- Blockchain eliminates the need for a central administrator, offering access security, scalability, and data privacy. It can validate a clinicians’ credentials, control access to patients’ records, secure the medical supply chain and verify clinical tests, without any fear of patient data being mismatched or duplicated.
- Healthcare data gets anchored to the public blockchain, enabling data integrity to be proven with data timestamps; to authenticate the PHI or clinical research result integrity, allow medical audits and ensure regulatory compliance. Its secure information sharing methods ensure data safety even as healthcare providers and their covered entities provide appropriate medical services.

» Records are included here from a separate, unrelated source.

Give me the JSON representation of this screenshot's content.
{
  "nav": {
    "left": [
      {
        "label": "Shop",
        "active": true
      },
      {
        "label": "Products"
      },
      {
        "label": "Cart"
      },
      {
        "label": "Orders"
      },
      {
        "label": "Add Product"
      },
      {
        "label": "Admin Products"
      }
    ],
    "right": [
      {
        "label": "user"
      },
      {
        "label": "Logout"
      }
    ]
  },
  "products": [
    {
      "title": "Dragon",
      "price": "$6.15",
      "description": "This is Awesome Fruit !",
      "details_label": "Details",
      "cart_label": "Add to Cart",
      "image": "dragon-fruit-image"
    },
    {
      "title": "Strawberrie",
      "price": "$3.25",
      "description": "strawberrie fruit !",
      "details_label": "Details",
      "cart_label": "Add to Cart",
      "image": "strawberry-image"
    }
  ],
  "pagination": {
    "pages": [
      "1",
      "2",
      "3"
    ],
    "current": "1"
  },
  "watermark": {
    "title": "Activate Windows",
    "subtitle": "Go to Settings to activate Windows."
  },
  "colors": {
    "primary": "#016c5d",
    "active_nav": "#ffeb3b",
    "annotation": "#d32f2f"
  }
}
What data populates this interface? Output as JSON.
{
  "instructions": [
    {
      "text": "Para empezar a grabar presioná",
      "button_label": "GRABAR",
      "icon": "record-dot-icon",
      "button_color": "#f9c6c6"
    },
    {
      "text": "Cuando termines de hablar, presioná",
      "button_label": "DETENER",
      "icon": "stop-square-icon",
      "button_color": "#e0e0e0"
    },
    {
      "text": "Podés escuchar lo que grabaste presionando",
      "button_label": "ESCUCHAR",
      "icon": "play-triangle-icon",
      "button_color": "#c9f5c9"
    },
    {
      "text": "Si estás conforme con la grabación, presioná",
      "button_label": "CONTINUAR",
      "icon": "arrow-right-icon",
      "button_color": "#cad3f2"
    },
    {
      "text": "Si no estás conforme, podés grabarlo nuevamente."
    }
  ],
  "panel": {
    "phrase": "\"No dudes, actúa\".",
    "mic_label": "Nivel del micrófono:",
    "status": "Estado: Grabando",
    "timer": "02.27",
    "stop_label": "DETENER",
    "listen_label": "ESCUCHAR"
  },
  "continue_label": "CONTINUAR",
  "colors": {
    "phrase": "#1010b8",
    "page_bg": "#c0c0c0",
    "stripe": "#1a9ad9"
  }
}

- Blockchain does not allow intermediation in data sharing and protects data with more than ordinary encryption, establishing higher levels of data safety when managing insurance claims, PHI, and medical records.
- Counterfeit drugs are the bane of existence for many in developing countries, while causing losses of over $200 billion to genuine pharma companies in US alone. Timestamped and immutable transactions using blockchain could help track a medicine from the manufacturer to retail and offer the assurance of authenticity and quality needed. It can also restrict access to verified drug dealers and help in detecting all the fraudulent drug dealers.
- All the statistics, test results, quality reports, etc. generated and recorded during a clinical trial can be made transparent and tamper-free as the whole outcome of the research gets registered and preserved securely in the system.
It is estimated that the use of blockchain in healthcare would grow at a CAGR of 63.85% from 2018 to 2025 and solve all the issues it currently faces with the non-standardized data silos and healthcare data interoperability. With its secure and reliable method of recording, storing, and sharing sensitive data, blockchain can also help prevent data breaches in the healthcare industry. According to a report by BIS research, by 2025, the healthcare industry stands to save up to $100 billion per year by 2025 in data breach-related costs, IT costs, operations costs, support function and personnel costs, counterfeit-related frauds and insurance frauds by turning to blockchain technology. This does not even look at the benefits offered by the snowballing effects of innovation using blockchain.